J Med Genet 39:e81 doi:10.1136/jmg.39.12.e81
  • Online mutation report

Frequency of mutations in the early growth response 2 gene associated with peripheral demyelinating neuropathies

  1. N Vandenberghe1,2,
  2. M Upadhyaya3,
  3. A Gatignol2,
  4. L Boutrand1,
  5. M Boucherat2,
  6. G Chazot1,
  7. A Vandenberghe1,2,
  8. P Latour
  1. 1Laboratoire de Génétique Moléculaire Humaine, Université Claude Bernard, Lyon 1, France
  2. 2Unité de Neurogénétique Moléculaire, Laboratoire de Biochimie, Hôpital de l’Antiquaille, Hospices Civils de Lyon, France
  3. 3Institute of Medical Genetics, University of Wales College of Medicine, Cardiff, Wales, UK
  1. Correspondence to:
 Dr N Vandenberghe, Laboratoire de Génétique Moléculaire Humaine, Université Claude Bernard, 8 Avenue Rockefeller, 69373 Lyon Cedex 08, France;

    Hereditary motor and sensory neuropathies (HMSN) comprise a wide clinical spectrum of related disorders with defects in peripheral nerve myelination. More than 250 distinct mutations of the peripheral myelin protein 22 (PMP22), myelin protein zero (MPZ/P0), and connexin 32 (Cx32/GJB1) genes have been reported in patients diagnosed with different forms of hereditary motor and sensory neuropathies, such as Charcot-Marie-Tooth disease (CMT), Dejerine-Sottas syndrome (DSS), congenital hypomyelination (CH), and hereditary neuropathy with liability to pressure palsies (HNPP). To date, some 20 linked CMT loci and nine genes have been identified. Gene products include structural proteins (PMP22, MPZ), a gap junction protein (Cx32), and a transcription factor (EGR2). Recently, point mutations in the early growth response 2 (EGR2) gene, located on human chromosome 10q21.1-q22.1, have been associated with hereditary neuropathies.1
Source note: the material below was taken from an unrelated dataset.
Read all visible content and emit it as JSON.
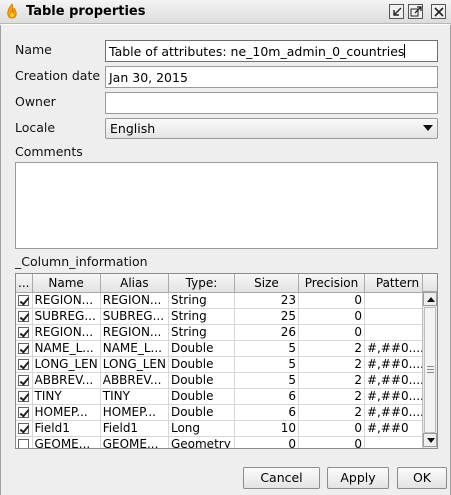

    The gene for EGR2 spans 4.3 kb, contains two coding exons,2 and is part of a multigene family encoding Cys2His2 type zinc finger proteins3 and may play a role in the regulation of cellular proliferation.4 EGR2 is a Schwann cell transcription factor that binds DNA through three zinc finger domains and is thought to regulate the expression of late myelin genes such as MPZ and myelin basic protein, thus playing a key role in myelogenesis.5

    Human EGR2 is homologous to the mouse Krox20 gene,6 which is part of a transcriptional cascade involved in the development and segmentation of the hindbrain. Homozygous mice knocked out for Krox20 display abnormal rhombomere segmentation and neuronal migration in the developing hindbrain, resulting in anatomical abnormalities of the cranial nerves.7 Furthermore, mice homozygous for a targeted mutation deleting a major part of the gene including the entire zinc finger domain die shortly after birth.5 Surviving Krox20-/- mice show a trembling phenotype, have hypomyelination …